Given records Start Marker
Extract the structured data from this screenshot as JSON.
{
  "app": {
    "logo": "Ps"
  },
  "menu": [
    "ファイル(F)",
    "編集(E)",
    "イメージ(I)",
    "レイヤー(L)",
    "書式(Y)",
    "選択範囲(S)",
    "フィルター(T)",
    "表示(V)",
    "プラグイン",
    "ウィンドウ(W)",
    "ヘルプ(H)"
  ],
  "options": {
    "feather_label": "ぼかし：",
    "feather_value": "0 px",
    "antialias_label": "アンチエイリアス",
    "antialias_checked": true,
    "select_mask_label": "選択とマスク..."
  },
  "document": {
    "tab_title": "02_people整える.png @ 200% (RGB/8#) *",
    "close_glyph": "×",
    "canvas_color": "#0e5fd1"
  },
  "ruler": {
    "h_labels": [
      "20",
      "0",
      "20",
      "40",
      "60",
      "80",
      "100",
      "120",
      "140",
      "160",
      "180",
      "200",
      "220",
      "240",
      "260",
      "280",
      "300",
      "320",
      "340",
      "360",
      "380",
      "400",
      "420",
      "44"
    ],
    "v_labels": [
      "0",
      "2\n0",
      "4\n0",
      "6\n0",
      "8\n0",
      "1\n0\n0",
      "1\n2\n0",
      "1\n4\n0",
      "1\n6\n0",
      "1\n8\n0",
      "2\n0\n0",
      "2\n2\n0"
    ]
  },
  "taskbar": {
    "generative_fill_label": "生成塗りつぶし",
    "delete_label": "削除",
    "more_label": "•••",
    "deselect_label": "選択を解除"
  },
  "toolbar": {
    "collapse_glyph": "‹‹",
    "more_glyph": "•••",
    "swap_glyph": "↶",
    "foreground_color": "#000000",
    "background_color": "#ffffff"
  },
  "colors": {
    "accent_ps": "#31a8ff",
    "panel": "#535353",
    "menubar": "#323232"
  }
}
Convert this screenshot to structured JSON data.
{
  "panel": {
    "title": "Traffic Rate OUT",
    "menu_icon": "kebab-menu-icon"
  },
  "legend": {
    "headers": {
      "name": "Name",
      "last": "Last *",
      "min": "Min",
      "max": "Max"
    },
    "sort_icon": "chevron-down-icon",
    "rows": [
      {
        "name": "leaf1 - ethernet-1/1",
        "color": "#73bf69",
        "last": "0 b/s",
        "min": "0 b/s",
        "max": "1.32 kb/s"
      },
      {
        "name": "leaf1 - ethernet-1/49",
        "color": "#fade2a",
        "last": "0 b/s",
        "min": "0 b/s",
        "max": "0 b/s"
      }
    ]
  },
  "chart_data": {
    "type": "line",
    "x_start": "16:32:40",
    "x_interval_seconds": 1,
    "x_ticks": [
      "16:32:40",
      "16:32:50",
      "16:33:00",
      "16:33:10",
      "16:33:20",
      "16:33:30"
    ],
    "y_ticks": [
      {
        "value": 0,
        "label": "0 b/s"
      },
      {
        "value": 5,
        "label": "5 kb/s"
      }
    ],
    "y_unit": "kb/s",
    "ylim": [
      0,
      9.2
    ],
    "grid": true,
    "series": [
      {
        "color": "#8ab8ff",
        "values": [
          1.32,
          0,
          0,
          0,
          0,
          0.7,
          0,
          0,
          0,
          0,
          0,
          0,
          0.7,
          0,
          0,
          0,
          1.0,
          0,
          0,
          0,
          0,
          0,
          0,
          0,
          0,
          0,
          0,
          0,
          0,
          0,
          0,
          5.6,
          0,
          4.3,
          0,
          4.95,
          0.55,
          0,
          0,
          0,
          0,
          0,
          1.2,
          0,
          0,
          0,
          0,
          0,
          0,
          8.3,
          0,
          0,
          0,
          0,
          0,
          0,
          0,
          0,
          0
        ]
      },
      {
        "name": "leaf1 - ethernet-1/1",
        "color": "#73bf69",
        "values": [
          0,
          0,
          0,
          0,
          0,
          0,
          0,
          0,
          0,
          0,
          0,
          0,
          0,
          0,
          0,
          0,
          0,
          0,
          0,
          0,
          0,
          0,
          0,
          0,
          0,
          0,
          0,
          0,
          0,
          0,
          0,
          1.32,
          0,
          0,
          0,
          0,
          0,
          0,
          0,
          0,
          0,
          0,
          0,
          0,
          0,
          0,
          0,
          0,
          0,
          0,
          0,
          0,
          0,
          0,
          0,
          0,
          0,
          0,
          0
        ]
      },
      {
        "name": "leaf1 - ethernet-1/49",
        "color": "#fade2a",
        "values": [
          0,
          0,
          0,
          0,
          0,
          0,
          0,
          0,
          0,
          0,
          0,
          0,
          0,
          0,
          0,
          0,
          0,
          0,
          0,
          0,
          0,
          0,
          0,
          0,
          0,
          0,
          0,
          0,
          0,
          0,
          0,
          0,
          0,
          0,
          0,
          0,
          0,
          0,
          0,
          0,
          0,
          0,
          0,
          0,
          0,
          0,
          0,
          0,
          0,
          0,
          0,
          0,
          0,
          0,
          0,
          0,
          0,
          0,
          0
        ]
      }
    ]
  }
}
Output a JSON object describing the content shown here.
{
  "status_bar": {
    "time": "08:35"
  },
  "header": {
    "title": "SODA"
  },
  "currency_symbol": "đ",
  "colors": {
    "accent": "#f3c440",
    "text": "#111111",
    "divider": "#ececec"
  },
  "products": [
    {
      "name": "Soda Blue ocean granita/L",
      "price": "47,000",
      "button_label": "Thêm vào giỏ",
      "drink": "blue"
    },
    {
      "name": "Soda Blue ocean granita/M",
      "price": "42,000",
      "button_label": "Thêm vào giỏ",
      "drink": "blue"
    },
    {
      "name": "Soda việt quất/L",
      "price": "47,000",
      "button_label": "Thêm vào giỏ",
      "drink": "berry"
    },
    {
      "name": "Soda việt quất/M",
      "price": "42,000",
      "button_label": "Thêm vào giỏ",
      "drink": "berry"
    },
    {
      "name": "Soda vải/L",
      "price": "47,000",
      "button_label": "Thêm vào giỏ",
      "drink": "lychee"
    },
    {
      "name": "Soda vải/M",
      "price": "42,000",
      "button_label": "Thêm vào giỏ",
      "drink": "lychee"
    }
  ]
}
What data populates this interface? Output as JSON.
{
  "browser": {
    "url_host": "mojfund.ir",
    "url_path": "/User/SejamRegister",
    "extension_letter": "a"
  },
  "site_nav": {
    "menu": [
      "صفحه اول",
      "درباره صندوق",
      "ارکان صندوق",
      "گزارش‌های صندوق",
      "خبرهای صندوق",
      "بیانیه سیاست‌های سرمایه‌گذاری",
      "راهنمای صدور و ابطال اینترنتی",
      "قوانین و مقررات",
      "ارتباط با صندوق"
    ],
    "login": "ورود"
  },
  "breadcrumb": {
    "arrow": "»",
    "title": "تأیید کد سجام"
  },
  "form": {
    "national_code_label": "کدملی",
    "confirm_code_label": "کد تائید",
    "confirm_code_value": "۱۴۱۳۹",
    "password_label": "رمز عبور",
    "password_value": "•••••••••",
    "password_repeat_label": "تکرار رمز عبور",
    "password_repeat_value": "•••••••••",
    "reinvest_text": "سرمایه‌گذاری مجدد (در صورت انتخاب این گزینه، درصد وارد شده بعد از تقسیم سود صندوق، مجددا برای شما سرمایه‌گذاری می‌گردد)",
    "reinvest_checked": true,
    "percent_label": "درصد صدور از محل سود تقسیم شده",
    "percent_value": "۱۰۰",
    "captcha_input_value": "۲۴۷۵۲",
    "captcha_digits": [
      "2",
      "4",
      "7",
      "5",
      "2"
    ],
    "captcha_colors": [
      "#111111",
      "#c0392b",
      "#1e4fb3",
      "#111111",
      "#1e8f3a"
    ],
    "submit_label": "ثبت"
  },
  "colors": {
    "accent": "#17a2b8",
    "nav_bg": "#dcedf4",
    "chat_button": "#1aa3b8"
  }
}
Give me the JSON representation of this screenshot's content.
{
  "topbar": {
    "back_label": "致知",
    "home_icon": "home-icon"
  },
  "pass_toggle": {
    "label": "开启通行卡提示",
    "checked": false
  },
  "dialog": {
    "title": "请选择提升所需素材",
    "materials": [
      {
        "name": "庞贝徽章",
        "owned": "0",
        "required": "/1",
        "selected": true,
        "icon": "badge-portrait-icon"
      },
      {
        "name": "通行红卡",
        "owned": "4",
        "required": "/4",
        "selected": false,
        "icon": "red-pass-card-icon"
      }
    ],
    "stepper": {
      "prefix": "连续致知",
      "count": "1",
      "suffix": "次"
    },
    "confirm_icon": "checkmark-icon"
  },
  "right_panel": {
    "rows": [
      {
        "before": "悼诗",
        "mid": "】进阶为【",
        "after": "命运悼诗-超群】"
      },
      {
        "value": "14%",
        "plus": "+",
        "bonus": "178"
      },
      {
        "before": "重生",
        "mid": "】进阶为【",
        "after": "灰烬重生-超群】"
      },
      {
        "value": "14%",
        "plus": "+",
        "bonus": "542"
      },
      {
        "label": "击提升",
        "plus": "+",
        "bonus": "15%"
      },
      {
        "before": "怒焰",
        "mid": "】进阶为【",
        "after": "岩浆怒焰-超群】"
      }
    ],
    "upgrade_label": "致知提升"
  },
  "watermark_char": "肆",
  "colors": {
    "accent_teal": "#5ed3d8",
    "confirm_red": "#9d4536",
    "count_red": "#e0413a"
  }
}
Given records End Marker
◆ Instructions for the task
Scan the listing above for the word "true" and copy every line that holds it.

◆ Response to the task
    "antialias_checked": true,
    "grid": true,
    "reinvest_checked": true,
        "selected": true,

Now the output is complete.